Had she outgrown toys already?! Why else would someone prioritize homework? His daughter was a genius, obviously, and she could do (worthless) elementary school homework as she walked to school or while at school or not at all—her mother might object, but the fact was that doing homework and obtaining a good education were not necessarily related. Later, he would talk to Elmire about her priorities and studying efficiently.

From Elmire’s point-of-view, she wanted to be responsible and do her homework before doing other things. She didn’t want to give the impression that she needed her parents to remind her to take care of her own business, so she focused and raced to get it out of the way.

Homework finished, Elmire ran to her bedroom without a thought for any toy castles. Recently, she had moved from the nursery and into her sister’s old room.

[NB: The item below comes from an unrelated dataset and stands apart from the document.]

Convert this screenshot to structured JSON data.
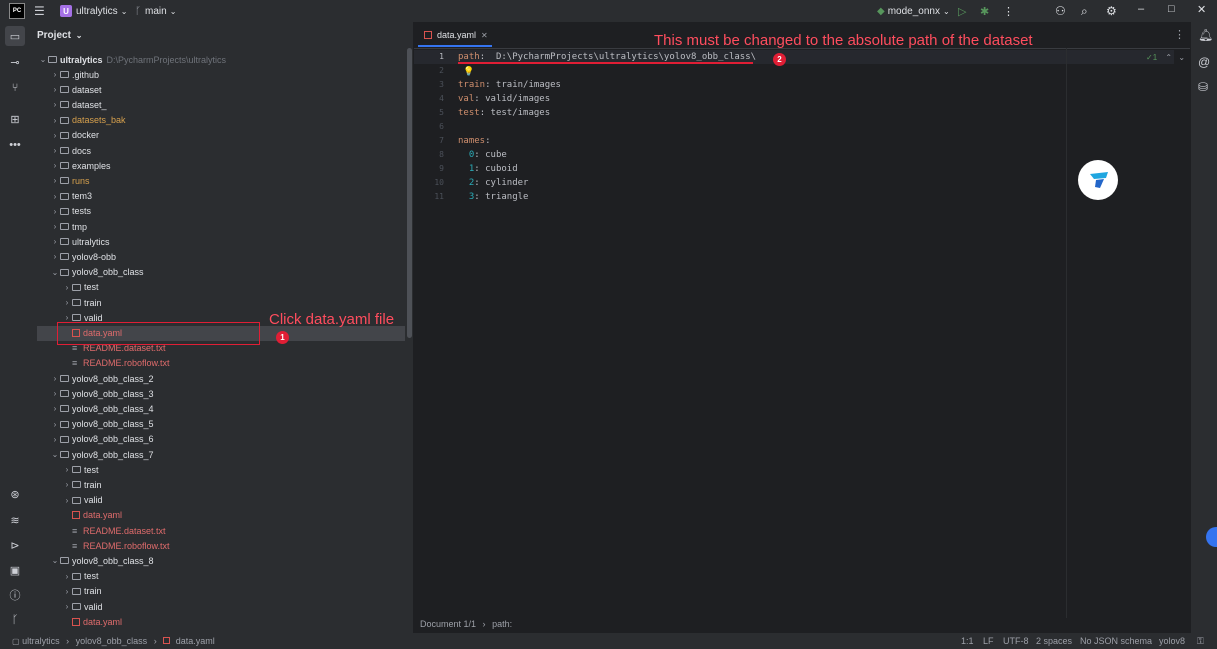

There were other unused spaces in the house she could have picked, but Dawn’s sunny room appealed to her the most and her sister hadn’t minded. Anyway, Elmire went there to change her clothes to fit her current mood: bright, which also matched the room’s aesthetic.

Elmire finally felt ready to make a formal introduction of herself to “Cocoa.” She wanted their relationship to be like her clothes and her room: bright. She knew Cocoa as a toddler, but now that she was all grown up, well, the oldest she’d ever been in her life (a true elementary school student), she felt ready.

Cocoa was the family’s grand piano, and hadn’t had a name until Elmire had created one as a toddler. Cocoa was Cocoa because Cocoa was chocolate-colored and made Elmire happy and excited, just like chocolate. Cocoa had a last name too: Seventy-Three Percent. Even though Elmire hadn’t been big enough to play the piano, from her father’s playing she knew that C73 (Cocoa’s nickname) had a sound that was warm and rich, but also bright, without being too bright. Like chocolate that was seventy-three percent cocoa, Cocoa was perfectly capable of expressing both bitter and sweet tones, deliciously.

Bottom Line: Elmire couldn’t resist the piano. Who could resist 88 different keys when no other instrument around could compete with that range? There were so many interesting sounds she could make, and so many stories she could tell, especially given that C73 was a sensitive piano that listened well and responded to light touches. Her excitement was like a sugar-high that couldn’t be contained.

Elmire: Hello, Cocoa. Let’s work well together. ♡

She vividly imagined an older version of herself that understood the piano, could reach the pedals easily, and played well, and was determined to work (and play) hard to make that dream a reality.